Exercise prompt =
Extract every line below that contains the word "checked".

---*---

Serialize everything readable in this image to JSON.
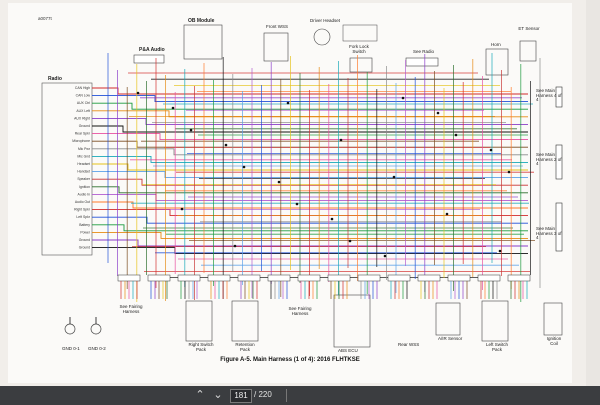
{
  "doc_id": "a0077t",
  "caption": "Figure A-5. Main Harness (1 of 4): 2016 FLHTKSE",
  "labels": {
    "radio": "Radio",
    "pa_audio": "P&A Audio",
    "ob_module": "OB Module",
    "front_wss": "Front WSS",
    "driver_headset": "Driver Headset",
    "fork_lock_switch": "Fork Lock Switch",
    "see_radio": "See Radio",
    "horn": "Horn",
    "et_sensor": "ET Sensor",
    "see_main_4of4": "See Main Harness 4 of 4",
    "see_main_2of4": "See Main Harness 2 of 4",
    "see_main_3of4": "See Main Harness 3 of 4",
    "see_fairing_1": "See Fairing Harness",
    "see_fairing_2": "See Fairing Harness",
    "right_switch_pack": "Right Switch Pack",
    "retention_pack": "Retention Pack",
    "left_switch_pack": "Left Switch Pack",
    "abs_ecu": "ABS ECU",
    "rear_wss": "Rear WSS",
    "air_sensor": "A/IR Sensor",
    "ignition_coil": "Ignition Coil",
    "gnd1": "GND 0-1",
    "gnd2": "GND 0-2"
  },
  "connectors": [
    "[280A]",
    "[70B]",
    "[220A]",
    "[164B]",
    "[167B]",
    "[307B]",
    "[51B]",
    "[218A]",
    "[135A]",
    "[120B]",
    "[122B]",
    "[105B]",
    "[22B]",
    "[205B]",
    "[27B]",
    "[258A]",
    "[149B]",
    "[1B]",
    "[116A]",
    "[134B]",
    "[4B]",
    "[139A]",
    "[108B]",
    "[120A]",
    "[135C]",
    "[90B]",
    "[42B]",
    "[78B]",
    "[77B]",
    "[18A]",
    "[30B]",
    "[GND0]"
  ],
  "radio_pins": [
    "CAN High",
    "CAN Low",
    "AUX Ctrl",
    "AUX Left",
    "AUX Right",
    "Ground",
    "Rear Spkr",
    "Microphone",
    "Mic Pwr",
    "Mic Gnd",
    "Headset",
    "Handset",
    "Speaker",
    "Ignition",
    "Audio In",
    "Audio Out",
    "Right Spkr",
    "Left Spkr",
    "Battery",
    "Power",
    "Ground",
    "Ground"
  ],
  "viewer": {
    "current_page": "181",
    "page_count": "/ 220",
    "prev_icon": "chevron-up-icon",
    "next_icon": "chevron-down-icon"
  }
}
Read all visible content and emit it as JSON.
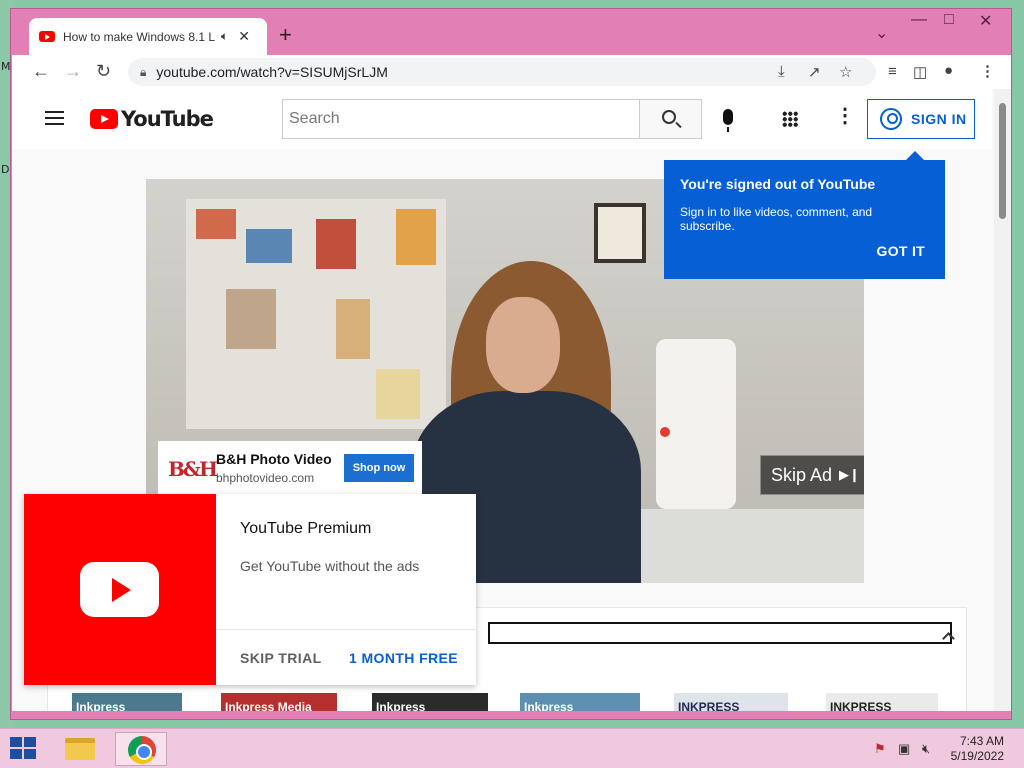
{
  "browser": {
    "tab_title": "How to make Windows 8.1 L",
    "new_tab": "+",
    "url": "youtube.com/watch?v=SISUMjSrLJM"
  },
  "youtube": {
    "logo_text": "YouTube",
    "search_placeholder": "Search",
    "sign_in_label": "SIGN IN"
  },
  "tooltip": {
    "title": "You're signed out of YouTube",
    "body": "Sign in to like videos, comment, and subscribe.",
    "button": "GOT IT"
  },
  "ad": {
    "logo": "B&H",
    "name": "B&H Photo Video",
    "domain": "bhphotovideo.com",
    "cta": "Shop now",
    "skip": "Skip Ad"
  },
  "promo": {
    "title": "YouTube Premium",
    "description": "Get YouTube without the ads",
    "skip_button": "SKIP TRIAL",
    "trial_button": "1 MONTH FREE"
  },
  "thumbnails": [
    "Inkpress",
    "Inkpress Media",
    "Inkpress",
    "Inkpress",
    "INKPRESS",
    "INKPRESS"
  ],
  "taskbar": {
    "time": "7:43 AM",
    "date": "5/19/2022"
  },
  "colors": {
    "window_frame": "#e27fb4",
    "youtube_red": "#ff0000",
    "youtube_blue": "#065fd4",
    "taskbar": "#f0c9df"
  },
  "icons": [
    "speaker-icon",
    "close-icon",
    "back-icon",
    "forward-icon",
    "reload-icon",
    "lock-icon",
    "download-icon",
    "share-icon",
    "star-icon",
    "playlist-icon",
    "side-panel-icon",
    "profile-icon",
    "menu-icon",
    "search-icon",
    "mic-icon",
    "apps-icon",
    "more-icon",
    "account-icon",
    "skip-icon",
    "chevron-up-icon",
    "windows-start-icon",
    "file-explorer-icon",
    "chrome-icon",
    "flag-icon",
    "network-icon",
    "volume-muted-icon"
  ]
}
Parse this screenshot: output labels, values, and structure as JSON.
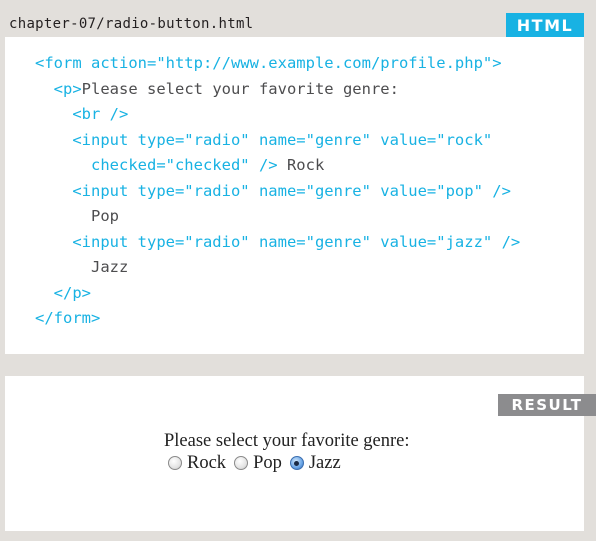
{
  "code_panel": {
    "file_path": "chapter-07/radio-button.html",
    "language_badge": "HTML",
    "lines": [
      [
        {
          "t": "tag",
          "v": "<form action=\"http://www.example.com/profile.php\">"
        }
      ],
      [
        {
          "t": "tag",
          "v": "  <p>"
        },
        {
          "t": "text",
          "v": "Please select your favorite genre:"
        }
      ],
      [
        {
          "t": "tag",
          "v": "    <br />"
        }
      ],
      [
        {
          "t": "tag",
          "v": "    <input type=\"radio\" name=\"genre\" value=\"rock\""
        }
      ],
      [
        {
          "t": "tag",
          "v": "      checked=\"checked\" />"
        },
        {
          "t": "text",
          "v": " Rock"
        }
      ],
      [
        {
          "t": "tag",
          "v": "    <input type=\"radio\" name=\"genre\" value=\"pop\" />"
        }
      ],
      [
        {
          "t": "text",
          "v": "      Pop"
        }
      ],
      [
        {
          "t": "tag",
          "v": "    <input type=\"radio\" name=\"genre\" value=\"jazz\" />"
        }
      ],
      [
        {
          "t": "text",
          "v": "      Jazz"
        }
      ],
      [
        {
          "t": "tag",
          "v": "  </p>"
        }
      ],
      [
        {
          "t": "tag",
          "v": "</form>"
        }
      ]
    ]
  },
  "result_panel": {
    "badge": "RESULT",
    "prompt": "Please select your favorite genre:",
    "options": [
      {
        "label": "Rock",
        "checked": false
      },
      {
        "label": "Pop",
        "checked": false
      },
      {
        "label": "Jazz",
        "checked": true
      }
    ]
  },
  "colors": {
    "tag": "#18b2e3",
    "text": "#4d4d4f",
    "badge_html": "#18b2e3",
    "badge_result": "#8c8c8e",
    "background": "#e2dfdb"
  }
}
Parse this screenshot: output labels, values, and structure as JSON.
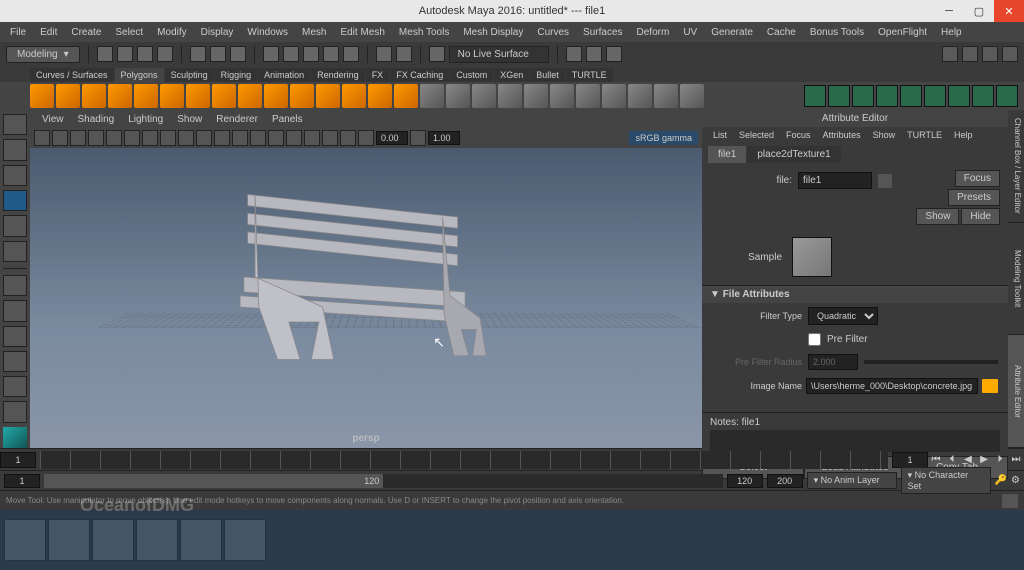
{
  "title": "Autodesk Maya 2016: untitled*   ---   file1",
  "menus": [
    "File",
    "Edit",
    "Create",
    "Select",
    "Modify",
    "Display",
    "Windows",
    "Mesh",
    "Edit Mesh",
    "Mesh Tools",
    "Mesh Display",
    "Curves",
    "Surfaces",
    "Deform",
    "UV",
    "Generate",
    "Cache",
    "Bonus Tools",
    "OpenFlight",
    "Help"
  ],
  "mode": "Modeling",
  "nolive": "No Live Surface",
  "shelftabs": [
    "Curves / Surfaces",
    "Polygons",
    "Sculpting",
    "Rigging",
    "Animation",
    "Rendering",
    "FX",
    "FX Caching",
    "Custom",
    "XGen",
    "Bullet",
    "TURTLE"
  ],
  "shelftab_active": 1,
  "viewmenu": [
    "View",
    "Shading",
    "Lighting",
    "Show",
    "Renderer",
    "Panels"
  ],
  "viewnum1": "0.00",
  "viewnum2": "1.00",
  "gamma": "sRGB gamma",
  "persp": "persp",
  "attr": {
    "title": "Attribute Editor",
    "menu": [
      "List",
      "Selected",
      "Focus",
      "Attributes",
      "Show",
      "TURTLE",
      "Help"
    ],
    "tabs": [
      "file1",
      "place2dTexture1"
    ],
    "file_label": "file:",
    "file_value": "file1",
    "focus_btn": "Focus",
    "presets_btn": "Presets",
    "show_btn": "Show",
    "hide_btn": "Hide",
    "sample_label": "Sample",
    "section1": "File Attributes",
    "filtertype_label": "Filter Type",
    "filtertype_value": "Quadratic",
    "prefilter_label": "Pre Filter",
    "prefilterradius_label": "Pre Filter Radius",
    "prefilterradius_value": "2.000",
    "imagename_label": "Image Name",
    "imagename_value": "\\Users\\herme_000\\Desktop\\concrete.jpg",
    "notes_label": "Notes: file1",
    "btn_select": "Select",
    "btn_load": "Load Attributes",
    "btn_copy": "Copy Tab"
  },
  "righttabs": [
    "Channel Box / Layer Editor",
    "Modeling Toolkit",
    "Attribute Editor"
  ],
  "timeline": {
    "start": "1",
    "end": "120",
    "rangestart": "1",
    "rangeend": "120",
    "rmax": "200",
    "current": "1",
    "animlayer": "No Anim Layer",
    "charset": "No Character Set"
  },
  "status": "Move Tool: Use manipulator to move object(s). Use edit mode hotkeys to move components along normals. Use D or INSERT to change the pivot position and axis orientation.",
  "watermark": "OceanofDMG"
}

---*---

Expected output =
          "v": "      checked=\"checked\" />"
        "checked": false
        "checked": false
        "checked": true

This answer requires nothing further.